One, an elderly Turkish woman, said: "They are our guests, not refugees. "When I was young, they used to be our relatives as there was no border - we all used to be together."
One NGO worker resembled the relationship between the Turkish people and Syrians fleeing their country to the "ansar-muhajir," referred to in Islamic history as the "ansar" (those who help) and the "muhajir" (those who migrated) with respect to the Muslim community that was forced, during the time of Prophet Muhammad, to leave their homeland and ask another community for help.

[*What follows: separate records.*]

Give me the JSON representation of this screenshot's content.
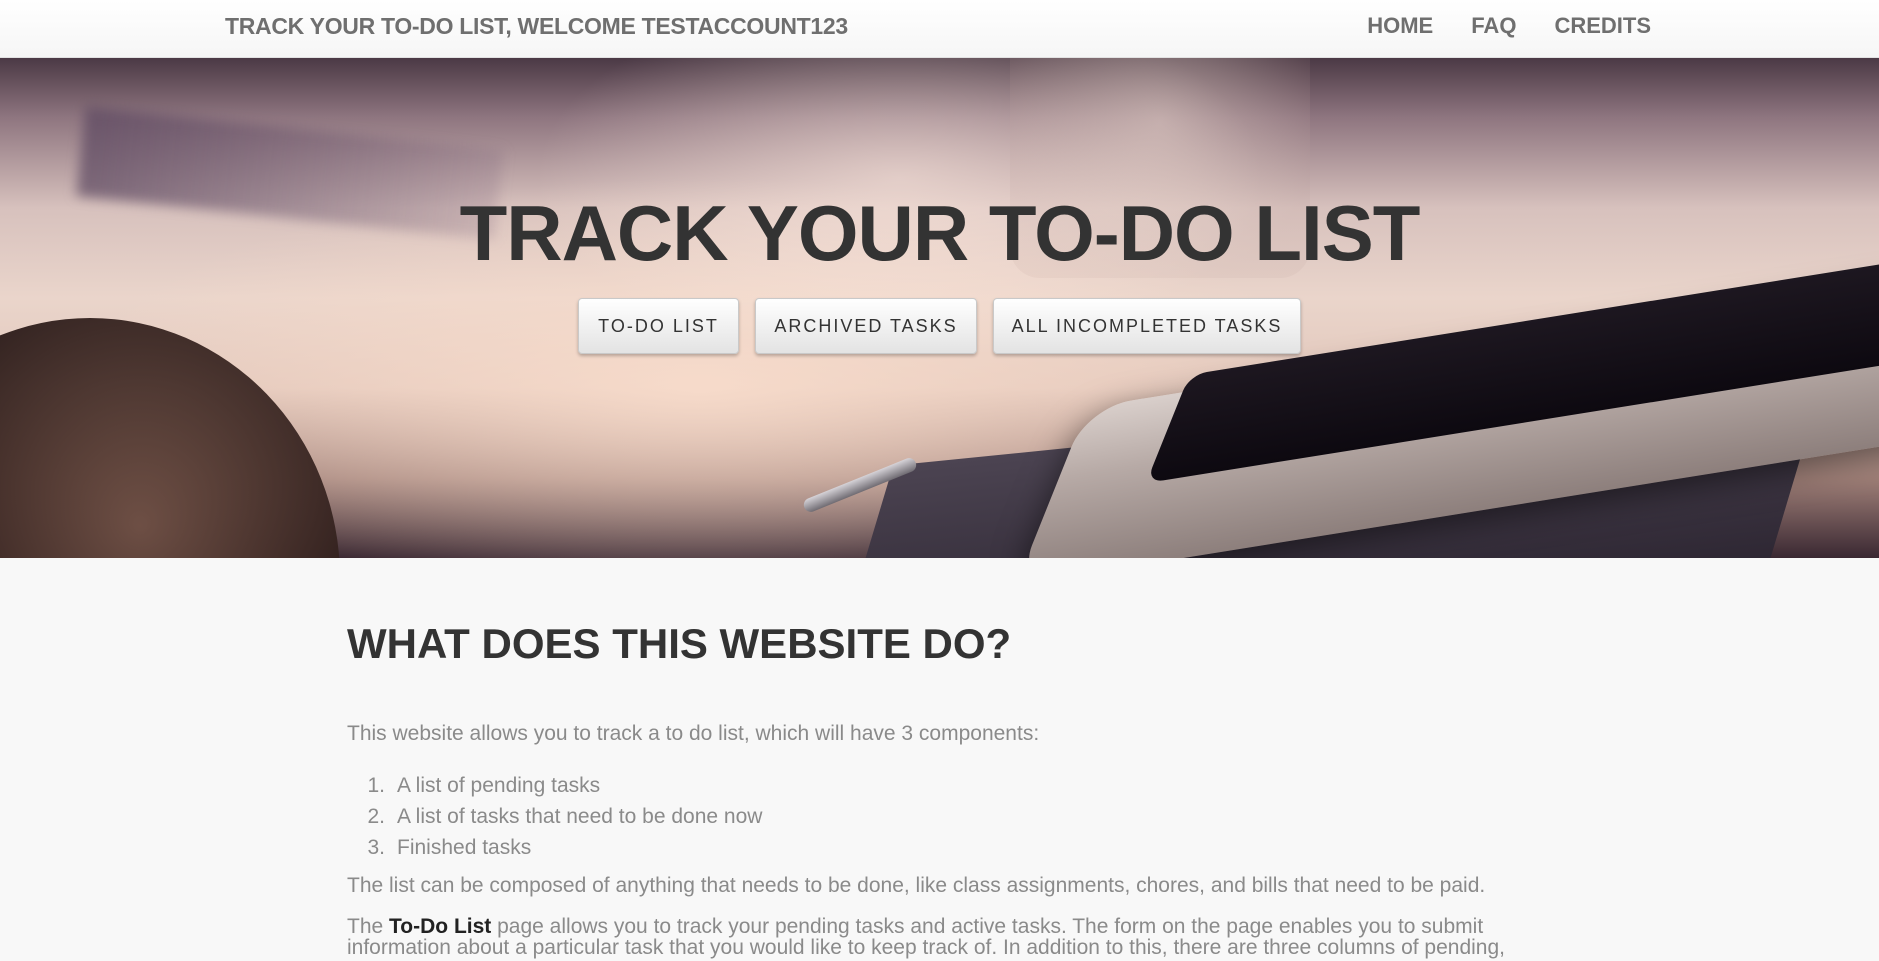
{
  "navbar": {
    "brand": "TRACK YOUR TO-DO LIST, WELCOME TESTACCOUNT123",
    "links": [
      "HOME",
      "FAQ",
      "CREDITS"
    ]
  },
  "hero": {
    "title": "TRACK YOUR TO-DO LIST",
    "buttons": [
      "TO-DO LIST",
      "ARCHIVED TASKS",
      "ALL INCOMPLETED TASKS"
    ]
  },
  "content": {
    "heading": "WHAT DOES THIS WEBSITE DO?",
    "intro": "This website allows you to track a to do list, which will have 3 components:",
    "list": [
      {
        "num": "1.",
        "text": "A list of pending tasks"
      },
      {
        "num": "2.",
        "text": "A list of tasks that need to be done now"
      },
      {
        "num": "3.",
        "text": "Finished tasks"
      }
    ],
    "compose": "The list can be composed of anything that needs to be done, like class assignments, chores, and bills that need to be paid.",
    "todo_para": {
      "prefix": "The ",
      "link": "To-Do List",
      "line1_rest": " page allows you to track your pending tasks and active tasks. The form on the page enables you to submit",
      "line2": "information about a particular task that you would like to keep track of. In addition to this, there are three columns of pending,"
    }
  },
  "colors": {
    "heading": "#333333",
    "body_text": "#8a8a8a",
    "nav_text": "#6f6f6f",
    "page_bg": "#f8f8f8"
  }
}
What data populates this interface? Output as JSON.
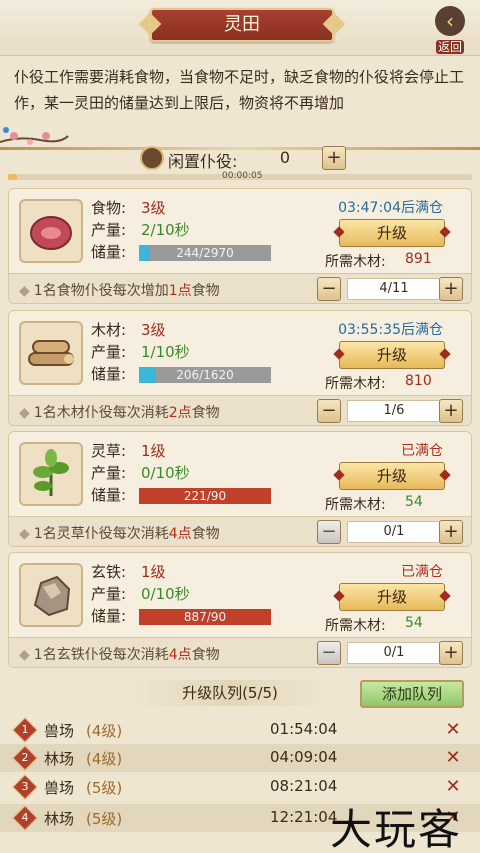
{
  "header": {
    "title": "灵田",
    "back_label": "返回",
    "back_icon": "back-arrow-icon"
  },
  "description": "仆役工作需要消耗食物，当食物不足时，缺乏食物的仆役将会停止工作，某一灵田的储量达到上限后，物资将不再增加",
  "idle": {
    "label": "闲置仆役:",
    "value": "0",
    "plus": "+",
    "timer": "00:00:05",
    "timer_progress": 0.02
  },
  "resources": [
    {
      "name": "食物:",
      "level": "3级",
      "prod_label": "产量:",
      "prod": "2/10秒",
      "stor_label": "储量:",
      "stor": "244/2970",
      "stor_fraction": 0.082,
      "stor_color": "#3ab6d8",
      "status": "03:47:04后满仓",
      "status_color": "#2a6a9a",
      "upgrade": "升级",
      "wood_label": "所需木材:",
      "wood": "891",
      "wood_color": "#a02c1c",
      "hint_pre": "1名食物仆役每次增加",
      "hint_num": "1点",
      "hint_post": "食物",
      "count": "4/11",
      "minus_disabled": false,
      "icon": "meat-icon"
    },
    {
      "name": "木材:",
      "level": "3级",
      "prod_label": "产量:",
      "prod": "1/10秒",
      "stor_label": "储量:",
      "stor": "206/1620",
      "stor_fraction": 0.127,
      "stor_color": "#3ab6d8",
      "status": "03:55:35后满仓",
      "status_color": "#2a6a9a",
      "upgrade": "升级",
      "wood_label": "所需木材:",
      "wood": "810",
      "wood_color": "#a02c1c",
      "hint_pre": "1名木材仆役每次消耗",
      "hint_num": "2点",
      "hint_post": "食物",
      "count": "1/6",
      "minus_disabled": false,
      "icon": "logs-icon"
    },
    {
      "name": "灵草:",
      "level": "1级",
      "prod_label": "产量:",
      "prod": "0/10秒",
      "stor_label": "储量:",
      "stor": "221/90",
      "stor_fraction": 1,
      "stor_color": "#c0402a",
      "status": "已满仓",
      "status_color": "#b0301e",
      "upgrade": "升级",
      "wood_label": "所需木材:",
      "wood": "54",
      "wood_color": "#3a8a2a",
      "hint_pre": "1名灵草仆役每次消耗",
      "hint_num": "4点",
      "hint_post": "食物",
      "count": "0/1",
      "minus_disabled": true,
      "icon": "herb-icon"
    },
    {
      "name": "玄铁:",
      "level": "1级",
      "prod_label": "产量:",
      "prod": "0/10秒",
      "stor_label": "储量:",
      "stor": "887/90",
      "stor_fraction": 1,
      "stor_color": "#c0402a",
      "status": "已满仓",
      "status_color": "#b0301e",
      "upgrade": "升级",
      "wood_label": "所需木材:",
      "wood": "54",
      "wood_color": "#3a8a2a",
      "hint_pre": "1名玄铁仆役每次消耗",
      "hint_num": "4点",
      "hint_post": "食物",
      "count": "0/1",
      "minus_disabled": true,
      "icon": "ore-icon"
    }
  ],
  "queue": {
    "title": "升级队列(5/5)",
    "add_label": "添加队列",
    "items": [
      {
        "idx": "1",
        "name": "兽场",
        "level": "(4级)",
        "time": "01:54:04"
      },
      {
        "idx": "2",
        "name": "林场",
        "level": "(4级)",
        "time": "04:09:04"
      },
      {
        "idx": "3",
        "name": "兽场",
        "level": "(5级)",
        "time": "08:21:04"
      },
      {
        "idx": "4",
        "name": "林场",
        "level": "(5级)",
        "time": "12:21:04"
      }
    ],
    "cancel_icon": "cancel-x-icon"
  },
  "watermark": "大玩客"
}
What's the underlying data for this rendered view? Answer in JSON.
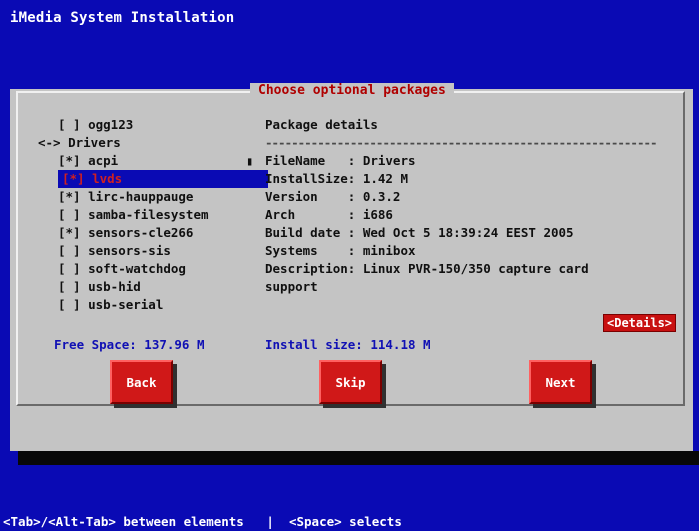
{
  "window": {
    "title": "iMedia System Installation"
  },
  "dialog": {
    "title": "Choose optional packages",
    "packages": [
      {
        "label": "[ ] ogg123",
        "level": 1,
        "selected": false
      },
      {
        "label": "<-> Drivers",
        "level": 0,
        "selected": false
      },
      {
        "label": "[*] acpi",
        "level": 1,
        "selected": false
      },
      {
        "label": "[*] lvds",
        "level": 1,
        "selected": true
      },
      {
        "label": "[*] lirc-hauppauge",
        "level": 1,
        "selected": false
      },
      {
        "label": "[ ] samba-filesystem",
        "level": 1,
        "selected": false
      },
      {
        "label": "[*] sensors-cle266",
        "level": 1,
        "selected": false
      },
      {
        "label": "[ ] sensors-sis",
        "level": 1,
        "selected": false
      },
      {
        "label": "[ ] soft-watchdog",
        "level": 1,
        "selected": false
      },
      {
        "label": "[ ] usb-hid",
        "level": 1,
        "selected": false
      },
      {
        "label": "[ ] usb-serial",
        "level": 1,
        "selected": false
      }
    ],
    "scroll_marker": "▮",
    "details": {
      "heading": "Package details",
      "separator": "------------------------------------------------------------",
      "lines": [
        "FileName   : Drivers",
        "InstallSize: 1.42 M",
        "Version    : 0.3.2",
        "Arch       : i686",
        "Build date : Wed Oct 5 18:39:24 EEST 2005",
        "Systems    : minibox",
        "Description: Linux PVR-150/350 capture card",
        "support"
      ],
      "details_button": "<Details>"
    },
    "free_space": "Free Space: 137.96 M",
    "install_size": "Install size: 114.18 M",
    "buttons": {
      "back": "Back",
      "skip": "Skip",
      "next": "Next"
    }
  },
  "status_bar": {
    "text": "<Tab>/<Alt-Tab> between elements   |  <Space> selects"
  },
  "colors": {
    "background": "#0a0ab4",
    "dialog": "#c4c4c4",
    "accent_red": "#d01818",
    "title_red": "#b00000",
    "label_blue": "#1010b4"
  }
}
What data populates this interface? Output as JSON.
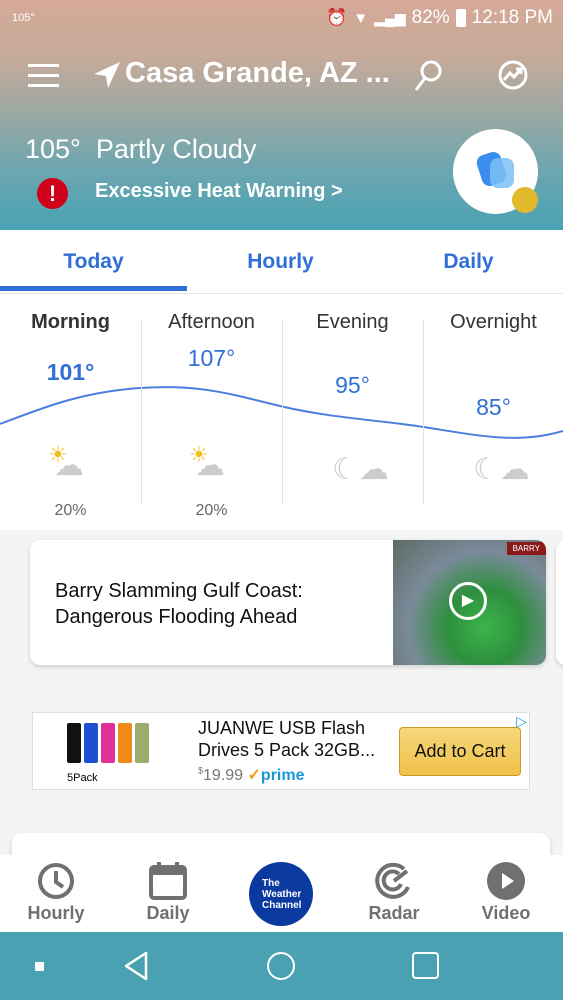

He said: "The phrase emphasizes the responsibility that exists between Muslims to aid each other. "While those people who are suffering give their test to God here in this world, those who witness the situation are giving their test to humanity.
Thus, we have a position in this massacre as witnesses," he said. "Life is difficult here," said Celaleddin Güven, the mayor of the city of Şanlıurfa, which has more than 100,000 years of history and a 230-kilometer- border with Syria. "Those who are helping Syrians are themselves hungry, but the awareness of the situation in Syria keeps them moving ahead," he said.
The border between Syria and Turkey divides thousands of families as it never existed nearly 50 years ago, and no passport was required for people to visit each other.
Yasin Aktay, deputy chairman of the AK Party, said the massacre in Syria was one of the greatest in modern times, and the responsibility towards those who need help is asked of followers within all religions, not just Islam.
He said it was "tragic" that EU countries had decided to receive only 17,000 Syrian refugees from Turkey to lighten Turkey's responsibilities on the issue, as Harran Camp alone holds more Syrians than the number of refugees European countries have pledged to host.
Aktay argued that EU states were not actually helping Syrians, but being selective with those they were looking to transfer to their countries by taking in only qualified people, like engineers and doctors. "We must make sure they aren't just picking the best apples from the greengrocery," added one local official from the Turkish charity network Syria Humanitarian Aid Platform, which was established two years ago and distributes 400 loaves of bread each morning to those living outside of the camps, as well as providing a consultation services.
Osman Atalay from the Islamic Humanitarian Help charity reported that 2,761 trucks carrying humanitarian aid had been sent to Syria and TL 254 million given to Syrians.
Seventeen schools have also been constructed within Syria's borders, along with 40 bakeries, 12 mills, 13 wells, 19 food distribution centers and 15 orphanages. "I am even afraid to look at the news on Syria; I know Bashar will win the elections, which means there will be no way to go back home," Hala said.
A presidential vote is being held Tuesday in the parts of Syria that are under government control amid the ongoing civil war. President al-Assad is widely expected to win the election for another seven-year term in office, as the Syrian opposition has denounced the polls as a "mockery. But we have to keep moving," Hala said, adding: "Everybody needs to find something to keep their mind busy in camp life. It is an experience, although a bad one."
The Ankara-based Turkish thinkthank, the Center for Middle Eastern Strategic Studies, recently released a report indicating about 150,000 people have been killed in Syria, while three million have crossed into Turkey, Lebanon, Jordan and Iraq. Six million people have been displaced within Syria - more than 75 percent of them children.